## Try it
Every line with the string "images" should be copied from the data.

══ Records for this exercise

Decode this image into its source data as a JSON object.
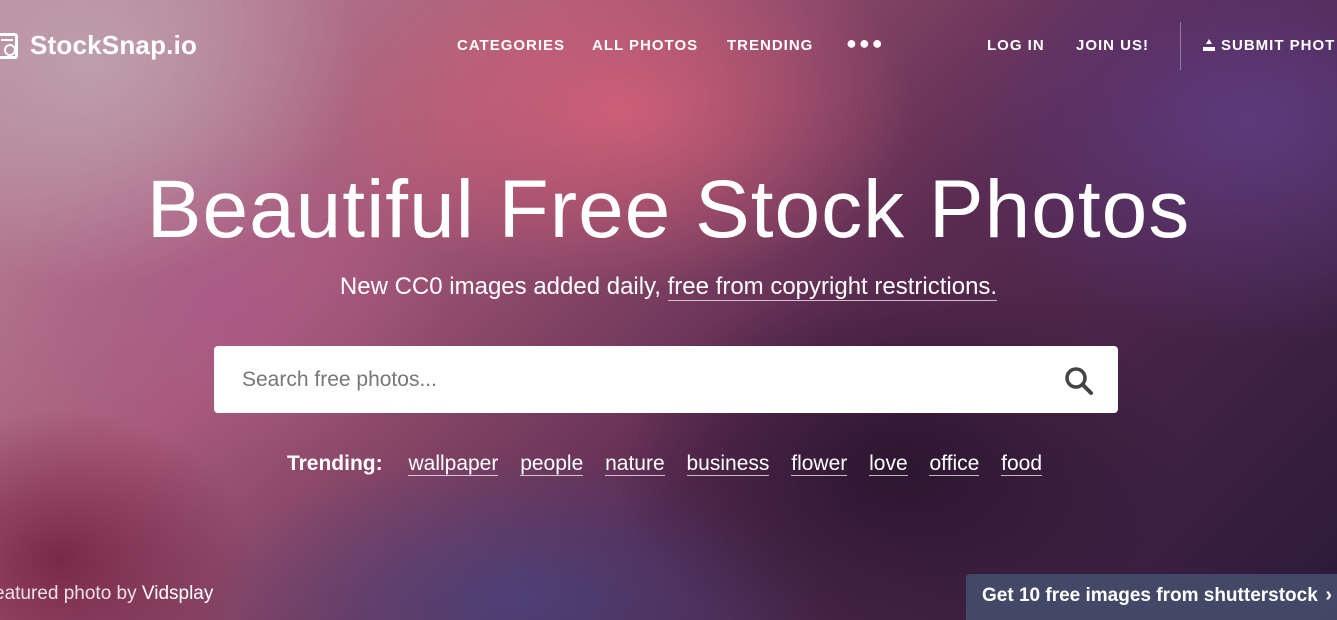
{
  "nav": {
    "logo_text": "StockSnap.io",
    "links": [
      "CATEGORIES",
      "ALL PHOTOS",
      "TRENDING"
    ],
    "more_icon": "ellipsis-icon",
    "login": "LOG IN",
    "join": "JOIN US!",
    "submit": "SUBMIT PHOT"
  },
  "hero": {
    "title": "Beautiful Free Stock Photos",
    "subtitle_plain": "New CC0 images added daily,",
    "subtitle_link": "free from copyright restrictions."
  },
  "search": {
    "placeholder": "Search free photos...",
    "icon": "search-icon"
  },
  "trending": {
    "label": "Trending:",
    "tags": [
      "wallpaper",
      "people",
      "nature",
      "business",
      "flower",
      "love",
      "office",
      "food"
    ]
  },
  "footer": {
    "featured_prefix": "eatured photo by",
    "featured_author": "Vidsplay",
    "promo_text": "Get 10 free images from shutterstock",
    "promo_icon": "chevron-right-icon"
  }
}
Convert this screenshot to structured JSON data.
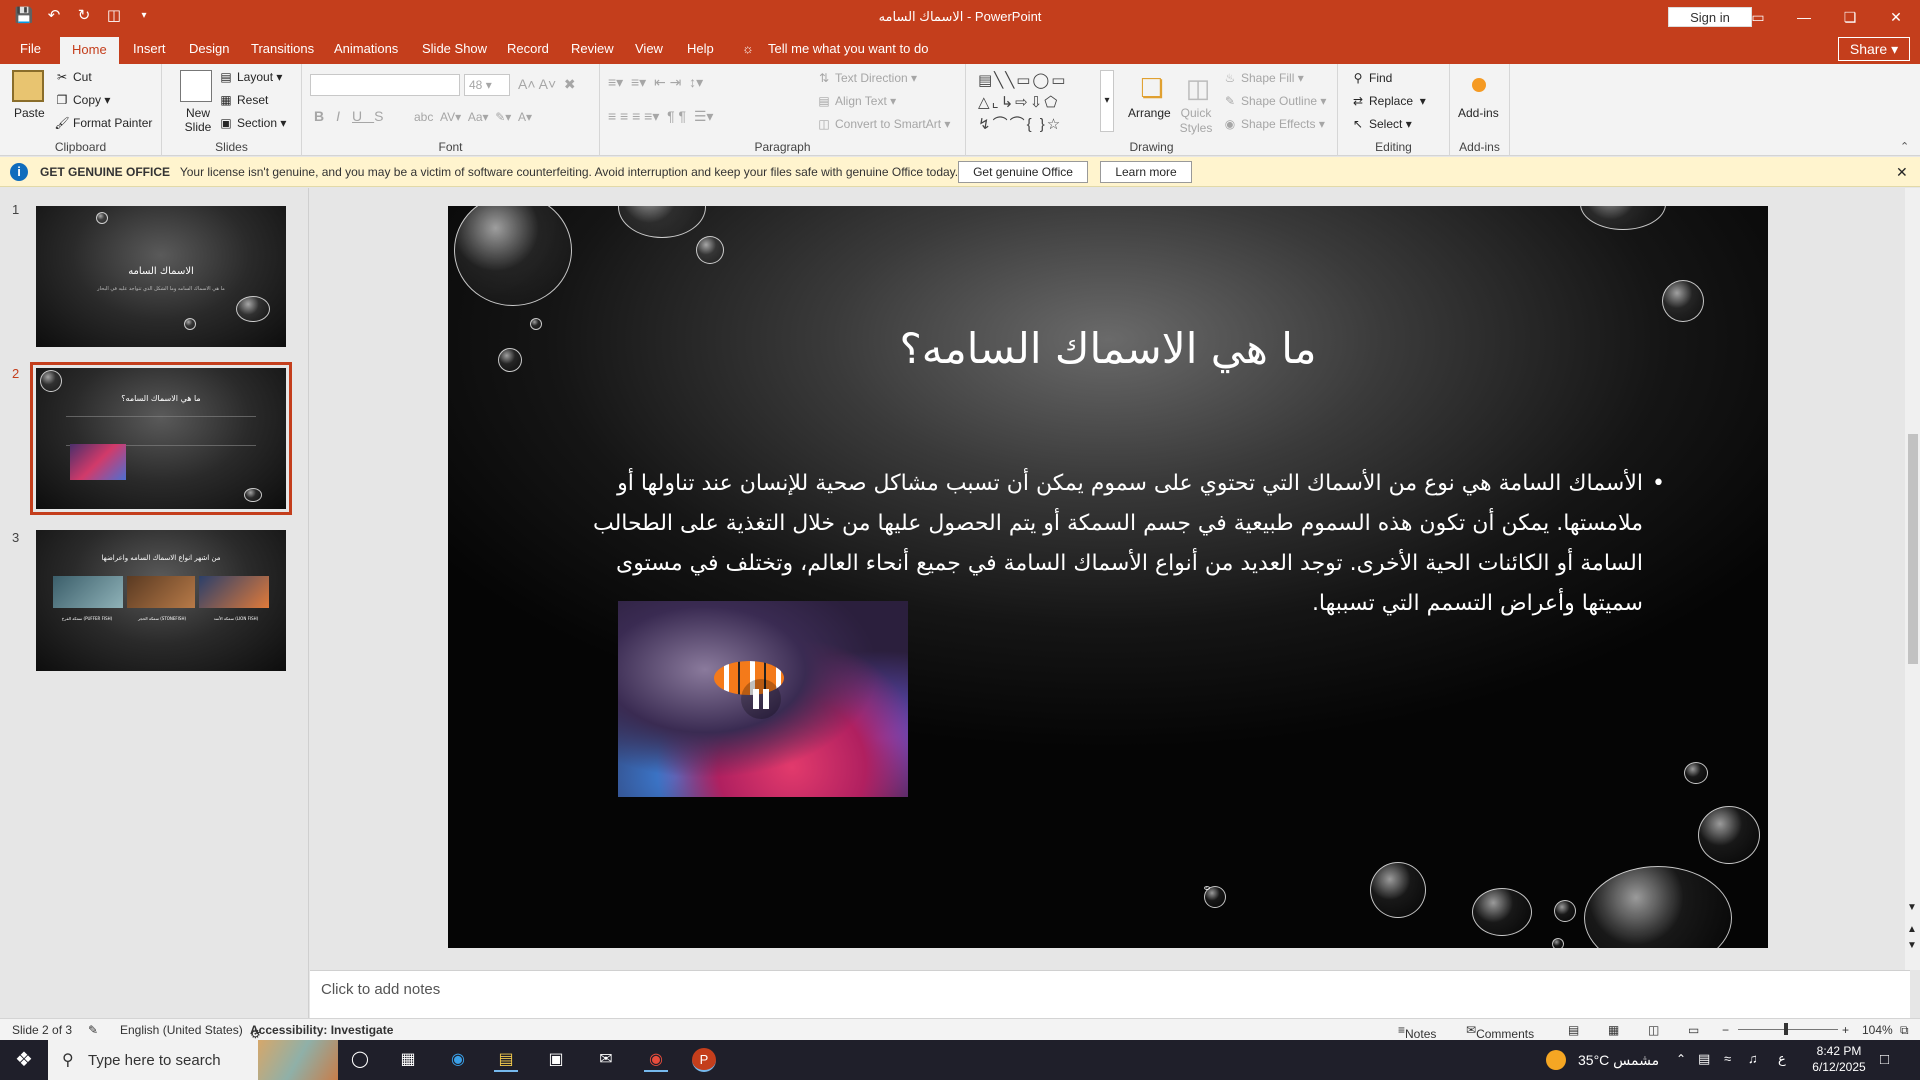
{
  "window": {
    "title": "الاسماك السامه  -  PowerPoint",
    "signin": "Sign in"
  },
  "tabs": [
    "File",
    "Home",
    "Insert",
    "Design",
    "Transitions",
    "Animations",
    "Slide Show",
    "Record",
    "Review",
    "View",
    "Help"
  ],
  "active_tab": "Home",
  "tell_me": "Tell me what you want to do",
  "share": "Share",
  "ribbon": {
    "clipboard": {
      "label": "Clipboard",
      "paste": "Paste",
      "cut": "Cut",
      "copy": "Copy",
      "format_painter": "Format Painter"
    },
    "slides": {
      "label": "Slides",
      "new_slide": "New Slide",
      "layout": "Layout",
      "reset": "Reset",
      "section": "Section"
    },
    "font": {
      "label": "Font",
      "size": "48"
    },
    "paragraph": {
      "label": "Paragraph",
      "text_direction": "Text Direction",
      "align_text": "Align Text",
      "convert_smartart": "Convert to SmartArt"
    },
    "drawing": {
      "label": "Drawing",
      "arrange": "Arrange",
      "quick_styles": "Quick Styles",
      "shape_fill": "Shape Fill",
      "shape_outline": "Shape Outline",
      "shape_effects": "Shape Effects"
    },
    "editing": {
      "label": "Editing",
      "find": "Find",
      "replace": "Replace",
      "select": "Select"
    },
    "addins": {
      "label": "Add-ins",
      "addins": "Add-ins"
    }
  },
  "license_bar": {
    "heading": "GET GENUINE OFFICE",
    "message": "Your license isn't genuine, and you may be a victim of software counterfeiting. Avoid interruption and keep your files safe with genuine Office today.",
    "btn_genuine": "Get genuine Office",
    "btn_learn": "Learn more"
  },
  "thumbnails": [
    {
      "num": "1",
      "title": "الاسماك السامه",
      "subtitle": "ما هي الاسماك السامه وما الشكل الذي تتواجد عليه في البحار"
    },
    {
      "num": "2",
      "title": "ما هي الاسماك السامه؟"
    },
    {
      "num": "3",
      "title": "من اشهر انواع الاسماك السامه واعراضها",
      "captions": [
        "سمكة الأسد (LION FISH)",
        "سمكة الحجر (STONEFISH)",
        "سمكة الفرخ (PUFFER FISH)"
      ]
    }
  ],
  "slide": {
    "title": "ما هي الاسماك السامه؟",
    "body": "الأسماك السامة هي نوع من الأسماك التي تحتوي على سموم يمكن أن تسبب مشاكل صحية للإنسان عند تناولها أو ملامستها. يمكن أن تكون هذه السموم طبيعية في جسم السمكة أو يتم الحصول عليها من خلال التغذية على الطحالب السامة أو الكائنات الحية الأخرى. توجد العديد من أنواع الأسماك السامة في جميع أنحاء العالم، وتختلف في مستوى سميتها وأعراض التسمم التي تسببها."
  },
  "notes_placeholder": "Click to add notes",
  "status": {
    "slide": "Slide 2 of 3",
    "language": "English (United States)",
    "accessibility": "Accessibility: Investigate",
    "notes": "Notes",
    "comments": "Comments",
    "zoom": "104%"
  },
  "taskbar": {
    "search_placeholder": "Type here to search",
    "weather": "35°C  مشمس",
    "lang": "ع",
    "time": "8:42 PM",
    "date": "6/12/2025"
  }
}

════

## Solution for this exercise
    "subtitle_plain": "New CC0 images added daily,",
    "promo_text": "Get 10 free images from shutterstock",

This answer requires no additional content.